I was invited to speak to a group of 250 educators in the Dandenongs recently who have willingly formed and developed a structured professional learning program. To me that reflects an integrity and commitment to the art and science of teaching.
Whenever I speak to large groups of educators, I more often than not asked about the ‘how’ – how do you create contemporary learning environments, how do you improve the learning outcomes for each student in our care, how do you build a sustainable learning communities?
My response is always that there is no single road map for taking schooling forward in today’s world. We need to see it as part of a jumbo puzzle; it is the challenge and joy of working on the individual pieces that defines the HOW.
Despite the fact that educators understand the WHY of having to change the way we think about contemporary learners and learning, one question still plagues the profession:

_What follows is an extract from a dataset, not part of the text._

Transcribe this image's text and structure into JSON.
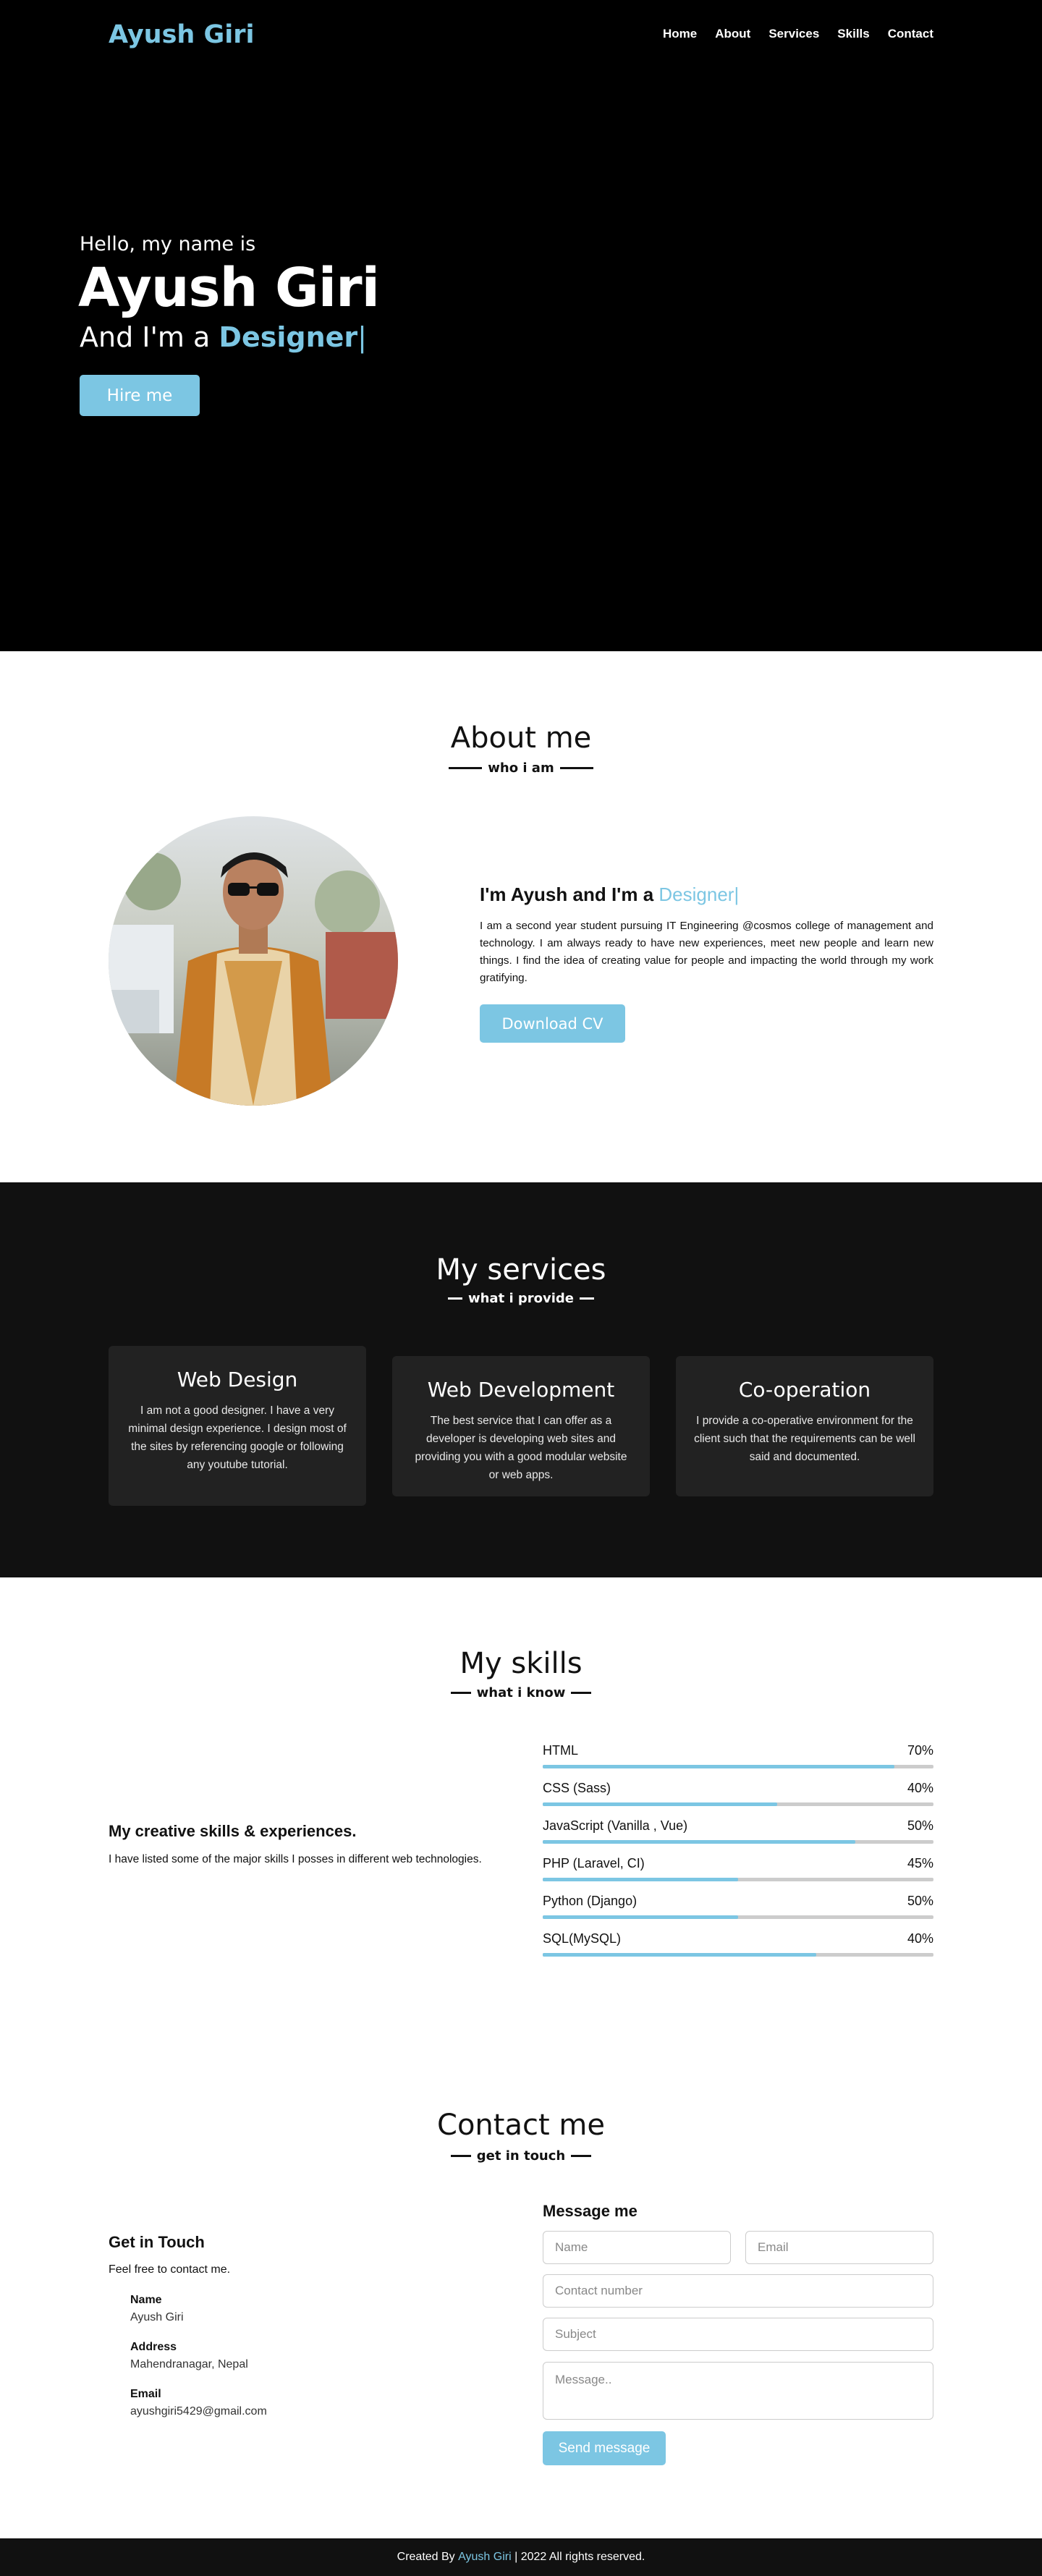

What do I do about my colleagues who aren’t supportive of continuous improvement in the profession and who question why there is a need to change the way we work anyway?
It is a valid question; one that has been scrutinised by educators like Elmore, Hargreaves and Fullan et.al. The only wisdom I can offer towards answering this question is that you cannot sustain change unless there is shared understanding and a shared framework for improving schooling. This means robust dialogue and discussion within the profession that stretches and challenges existing practices and frameworks, and acknowledges all voices.
What I have noticed in my travels is that good educators do not follow trends – they don’t take walls down or give every child a laptop because that’s what the current fad dictates.
Good educators find meaning and purpose in their work; they articulate a shared understanding of what is important, they connect with each learner and they use what is available to them (good data, feedback, theory, practice, experience base) to improve on what they are currently doing. Great educators act on the discussion in decisive and practical ways.
Today’s schools need educators who aren’t prescriptive but proactive and are prepared to take the road less travelled.